Robin Dunbar, a professor of evolutionary psychology at Oxford University, conducted research into how Facebook friendship correlates with real-life friendship. Of the 150 Facebook friends the average user has, Dunbar found that only 15 could be counted as actual friends and only five as close friends.
“There is a cognitive constraint on the size of social networks that even the communication advantages of online media are unable to overcome,” the study found. “In practical terms, it may reflect the fact that real (as opposed to casual) relationships require at least occasional face-to-face interaction to maintain them.”
Rather than increasing people’s social circles, Dunbar suggests Facebook and other social media may function to prevent friendships “decaying” over time.
“Friendships, in particular, have a natural decay rate in the absence of contact, and social media may well function to slow down the rate of decay,” Dunbar wrote. “However, that alone may not be sufficient to prevent friendships eventually dying naturally if they are not occasionally reinforced by face-to-face interaction.”
One person who has put the “Facebook friend” concept to the test is photographer Tanja Hollander. Between 2010 and 2015, Hollander set about tracking down and photographing all of her Facebook contacts.
Despite never having met many of them in real life, Hollander found that she was welcomed into 95 percent of the homes of her 600 social media connections.
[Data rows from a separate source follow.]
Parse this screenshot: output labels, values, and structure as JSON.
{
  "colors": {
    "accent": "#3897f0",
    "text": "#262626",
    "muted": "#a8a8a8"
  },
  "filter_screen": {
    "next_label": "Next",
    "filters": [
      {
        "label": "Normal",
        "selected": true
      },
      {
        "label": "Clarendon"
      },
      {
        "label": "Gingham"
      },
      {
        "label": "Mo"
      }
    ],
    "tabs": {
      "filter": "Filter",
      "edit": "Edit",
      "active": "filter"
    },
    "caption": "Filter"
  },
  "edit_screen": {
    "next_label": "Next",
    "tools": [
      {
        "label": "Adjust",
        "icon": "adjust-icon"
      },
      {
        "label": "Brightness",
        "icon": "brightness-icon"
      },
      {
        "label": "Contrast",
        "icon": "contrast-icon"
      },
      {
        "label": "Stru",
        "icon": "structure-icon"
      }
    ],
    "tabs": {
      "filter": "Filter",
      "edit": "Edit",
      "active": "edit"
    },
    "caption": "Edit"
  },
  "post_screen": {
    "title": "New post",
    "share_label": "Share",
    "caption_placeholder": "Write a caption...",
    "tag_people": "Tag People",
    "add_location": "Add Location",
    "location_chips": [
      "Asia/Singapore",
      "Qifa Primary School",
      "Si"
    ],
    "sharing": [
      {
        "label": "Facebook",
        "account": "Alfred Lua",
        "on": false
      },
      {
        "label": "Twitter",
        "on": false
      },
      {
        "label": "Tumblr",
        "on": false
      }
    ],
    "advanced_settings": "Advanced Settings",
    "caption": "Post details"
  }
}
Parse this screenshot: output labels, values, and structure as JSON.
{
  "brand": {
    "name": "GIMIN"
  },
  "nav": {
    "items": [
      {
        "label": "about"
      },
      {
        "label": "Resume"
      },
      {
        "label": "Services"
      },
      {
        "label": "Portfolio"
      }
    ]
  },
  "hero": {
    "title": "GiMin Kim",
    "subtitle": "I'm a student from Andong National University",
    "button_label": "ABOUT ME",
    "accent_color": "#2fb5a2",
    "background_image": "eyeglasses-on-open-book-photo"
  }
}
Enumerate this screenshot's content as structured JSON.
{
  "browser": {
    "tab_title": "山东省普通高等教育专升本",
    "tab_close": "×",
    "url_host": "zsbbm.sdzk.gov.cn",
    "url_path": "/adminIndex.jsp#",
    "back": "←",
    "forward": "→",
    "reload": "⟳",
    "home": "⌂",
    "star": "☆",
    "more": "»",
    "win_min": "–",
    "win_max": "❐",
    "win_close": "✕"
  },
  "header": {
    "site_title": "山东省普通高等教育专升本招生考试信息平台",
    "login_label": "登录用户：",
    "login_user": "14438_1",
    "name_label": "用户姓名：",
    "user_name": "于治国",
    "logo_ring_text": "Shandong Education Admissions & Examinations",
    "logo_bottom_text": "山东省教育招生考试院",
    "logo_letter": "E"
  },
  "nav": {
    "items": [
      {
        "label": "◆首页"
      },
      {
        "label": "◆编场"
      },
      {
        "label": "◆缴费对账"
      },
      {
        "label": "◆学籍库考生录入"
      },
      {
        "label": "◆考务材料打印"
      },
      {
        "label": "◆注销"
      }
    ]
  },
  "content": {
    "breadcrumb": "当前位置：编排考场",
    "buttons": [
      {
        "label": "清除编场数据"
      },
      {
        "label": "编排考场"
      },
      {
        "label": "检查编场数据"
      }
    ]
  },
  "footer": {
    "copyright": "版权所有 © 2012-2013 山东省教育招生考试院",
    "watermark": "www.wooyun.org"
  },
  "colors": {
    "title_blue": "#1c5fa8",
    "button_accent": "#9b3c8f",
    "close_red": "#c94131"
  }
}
Almost three-quarters even offered her a meal or a place to stay for the night or weekend.